Magnetic Resonance Imaging (MRI or MR) is the most advanced diagnostic imaging tool available. This safe, non-invasive procedure allows more complete viewing of the body than any other modality. This technology uses no ionizing radiation, such as x-rays. The patient is placed onto a table surrounded by a powerful magnet. Minute signals are produced as the body responds to the magnetic field. These signals are converted to a cross-sectional image, allowing radiologists and other specialists to look deep into the body for injury or disease.
The MRI Service performs hundreds of examinations per year on dogs, cats, and exotic pets. Now seen as the gold standard for examining the brain and spine, MRI has replaced many of the more invasive procedures of the past. Common diseases diagnosed include spinal disk herniation, brain tumors, trauma of the brain and spine, strokes, and brain malformations. MRI has lead to earlier and more accurate diagnosis for these and other diseases. Important advances in the knowledge of spinal cord injury from disk herniation, infectious and degenerative brain diseases, and brain tumors have been made by the specialists here at the Veterinary Medical Teaching Hospital at Texas A&M. Using MRI, specialists can give more accurate answers to important questions, such as the likeliness that a patient will walk again following a disk herniation. This allows owners to make more informed decisions for their pets and families.
MRI is also a powerful tool for examining the skeleton, including bone, tendons, ligaments, and joints. As the technology advances, specialists are finding endless uses for MRI. With the opening of the Diagnostic Imaging and Cancer Treatment Center (DICTC) at the Veterinary Medical Teaching Hospital at Texas A&M in 2011, we have upgraded to the most powerful magnet approved for clinical patients. Our 3 Tesla MRI makes us one of only a handful of veterinary institutions in the country with the same capabilities. The uses of our MRI include studies of the heart in motion, tracking of nerve fibers in the brain and spine, and spectroscopy which allows more definitive typing of brain tumors without the need for biopsy.
Figure 1. (left) An MRI image of a normal dog brain
Figure 2. (right) An MRI image of a normal dog shoulder
Figure 3. (left) An MRI image of a normal horse brain
Figure 4. (right) An MRI image of a normal horse foot
Upper panels: MR images from two dogs with spinal cord injury due to fibrocartilagenous embolism. This disease usually results in well demarcated, bright areas (hyperintensities) within the spinal cord. The dog on the left was imaged with 1T MR and has a centrally located bright area within the spinal cord (blue arrow) that is challenging to see. The dog on the right was imaged at 3T – note the sharp borders surrounding the bright lesion area.

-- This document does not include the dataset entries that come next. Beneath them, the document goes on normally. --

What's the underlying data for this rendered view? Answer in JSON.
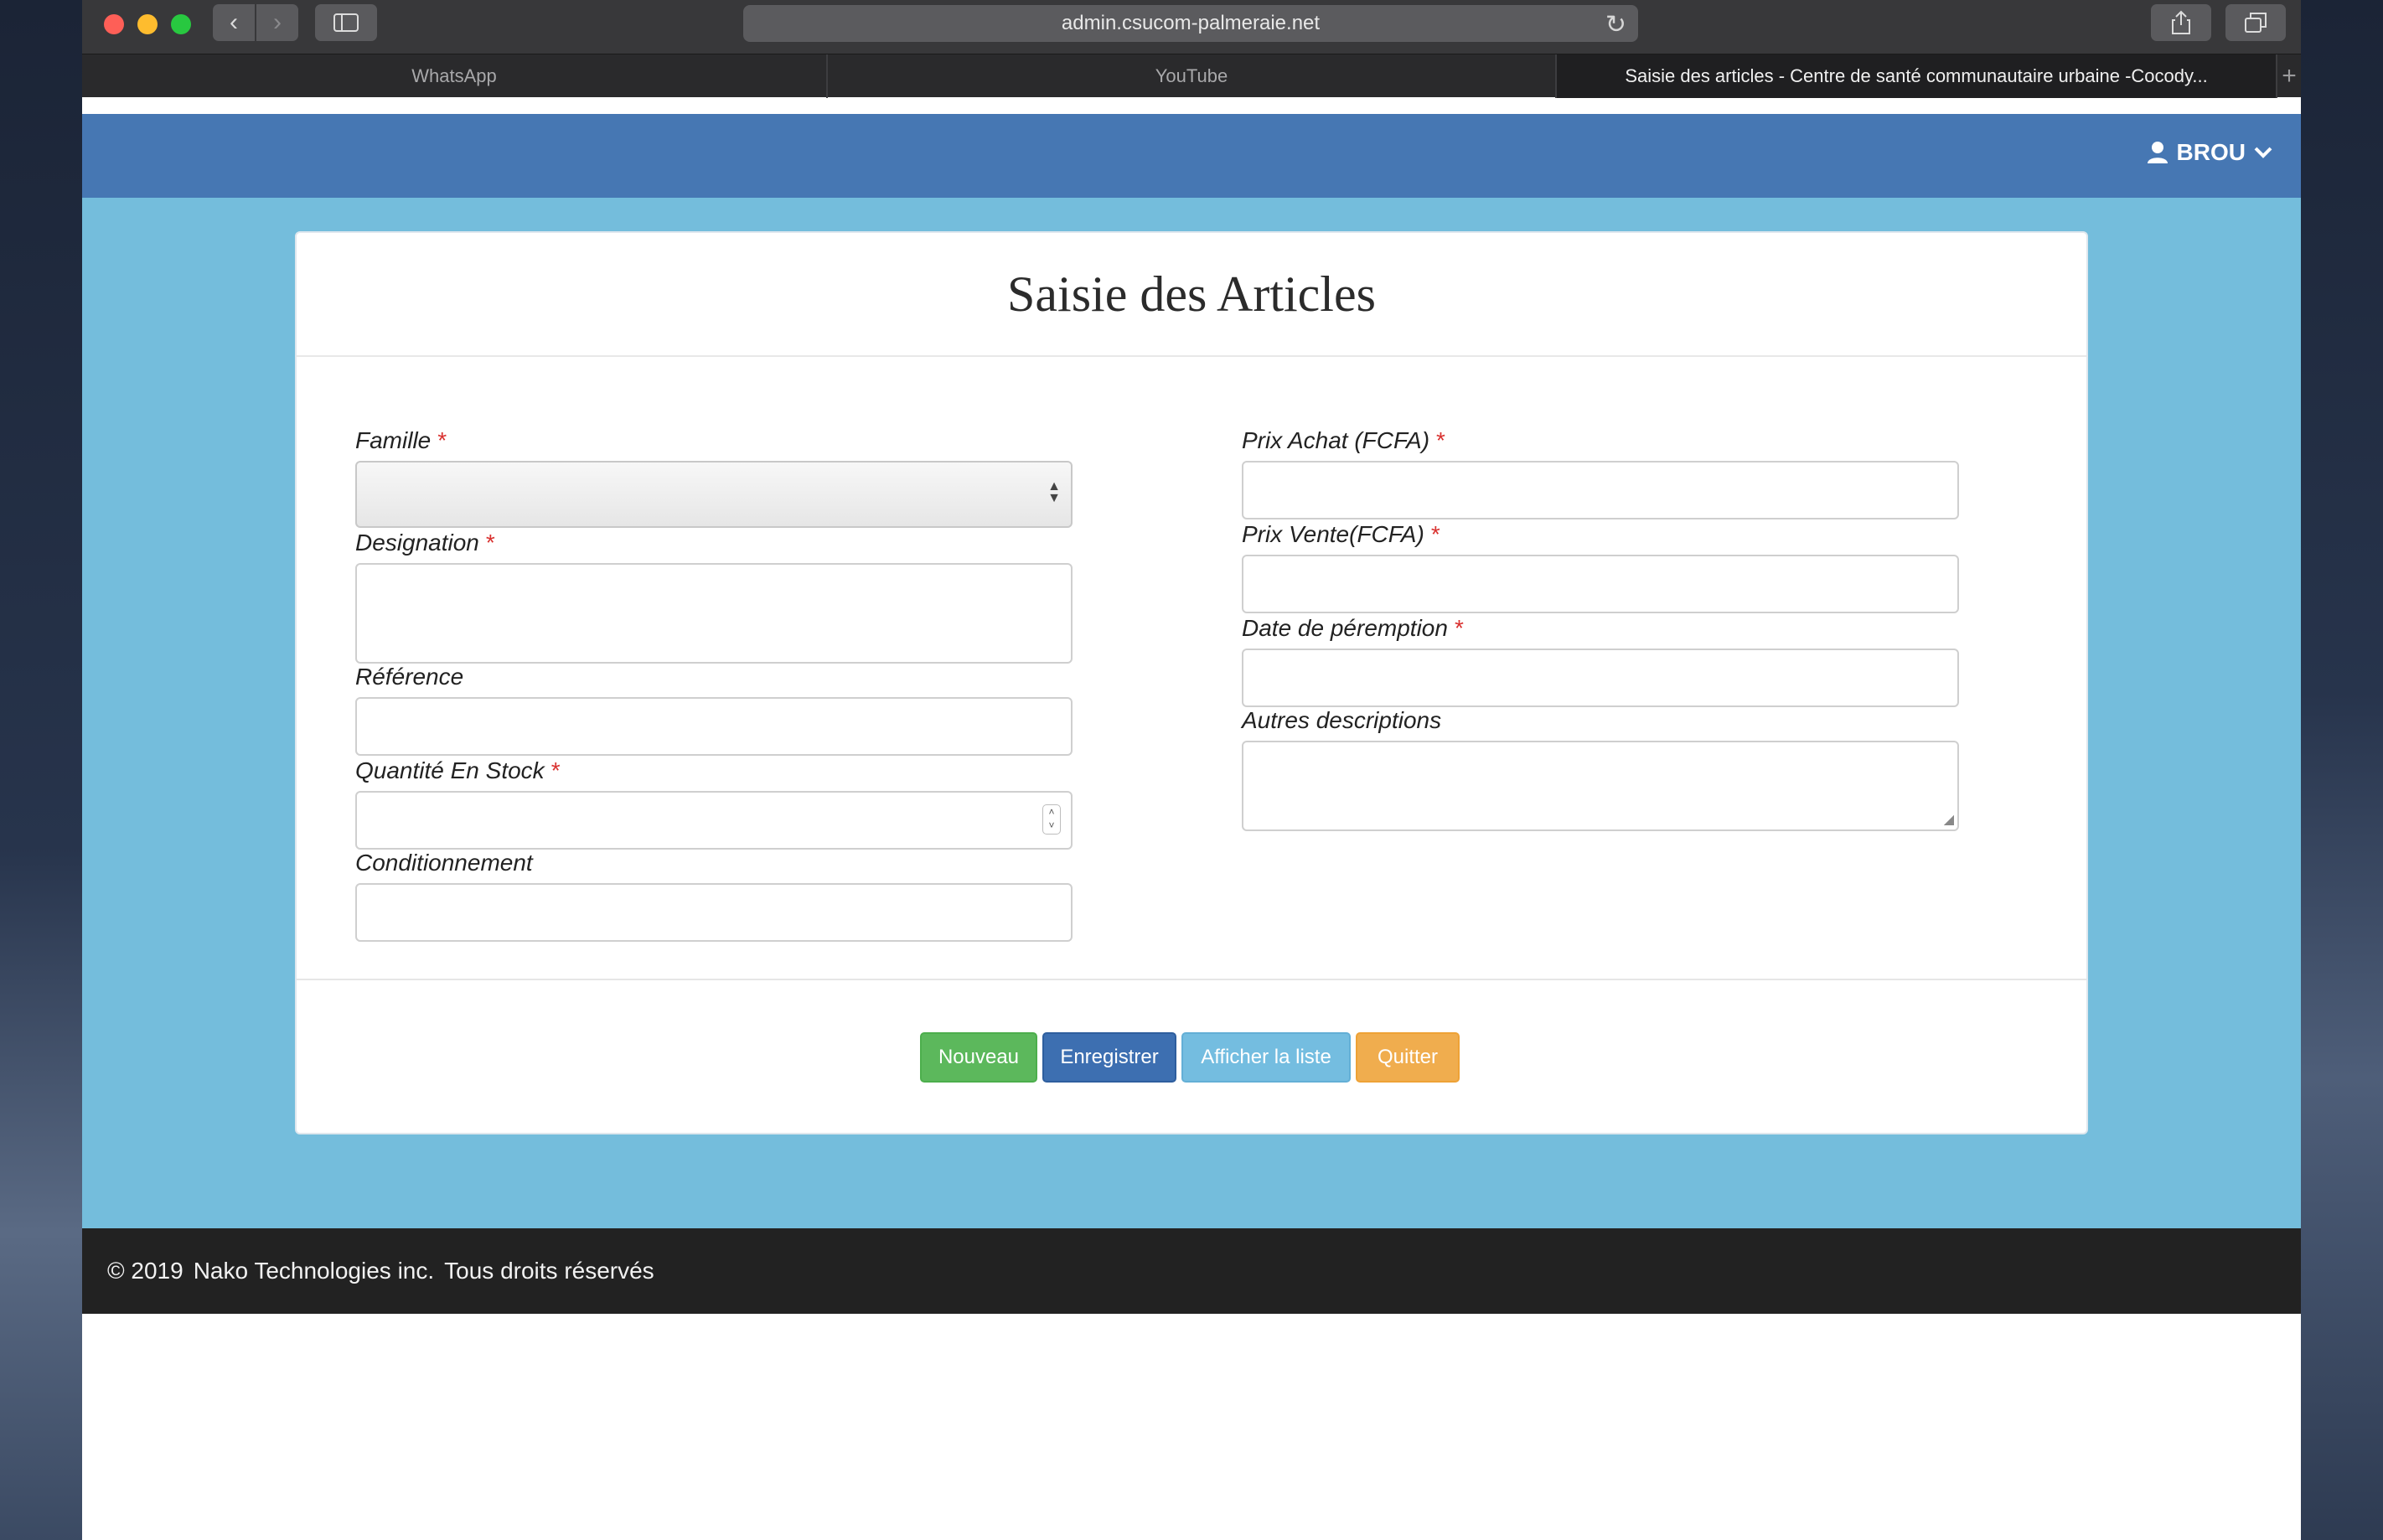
{
  "browser": {
    "url": "admin.csucom-palmeraie.net",
    "tabs": [
      {
        "label": "WhatsApp"
      },
      {
        "label": "YouTube"
      },
      {
        "label": "Saisie des articles - Centre de santé communautaire urbaine -Cocody..."
      }
    ]
  },
  "navbar": {
    "user": "BROU"
  },
  "form": {
    "title": "Saisie des Articles",
    "required_mark": "*",
    "left": {
      "famille": "Famille",
      "designation": "Designation",
      "reference": "Référence",
      "quantite": "Quantité En Stock",
      "conditionnement": "Conditionnement"
    },
    "right": {
      "prix_achat": "Prix Achat (FCFA)",
      "prix_vente": "Prix Vente(FCFA)",
      "date_peremption": "Date de péremption",
      "autres": "Autres descriptions"
    },
    "buttons": {
      "nouveau": "Nouveau",
      "enregistrer": "Enregistrer",
      "afficher": "Afficher la liste",
      "quitter": "Quitter"
    }
  },
  "footer": {
    "copyright": "© 2019",
    "company": "Nako Technologies inc.",
    "rights": "Tous droits réservés"
  },
  "colors": {
    "navbar": "#4677b3",
    "content_bg": "#74bddc",
    "footer": "#222222",
    "btn_nouveau": "#5cb85c",
    "btn_enregistrer": "#3d6fb1",
    "btn_afficher": "#74bde0",
    "btn_quitter": "#f0ad4e"
  }
}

Lower panels: MR images from two dogs with spinal cord injury due to disk herniation. The image on the left was produced with a 1T MRI. There is compressive material (blue arrow) below the spinal cord that is bright. The dog on the right was imaged with 3T – note the clarity of the image, how easy it is to see compressive material (blue arrow) and overlying spinal cord.
3T MRI image of a horse foot. The navicular bone, flexor tendon, coffin bone, and surrounding structures can all be evaluated. Signal from fat has been suppressed, making the bones dark so that bone injuries can be seen.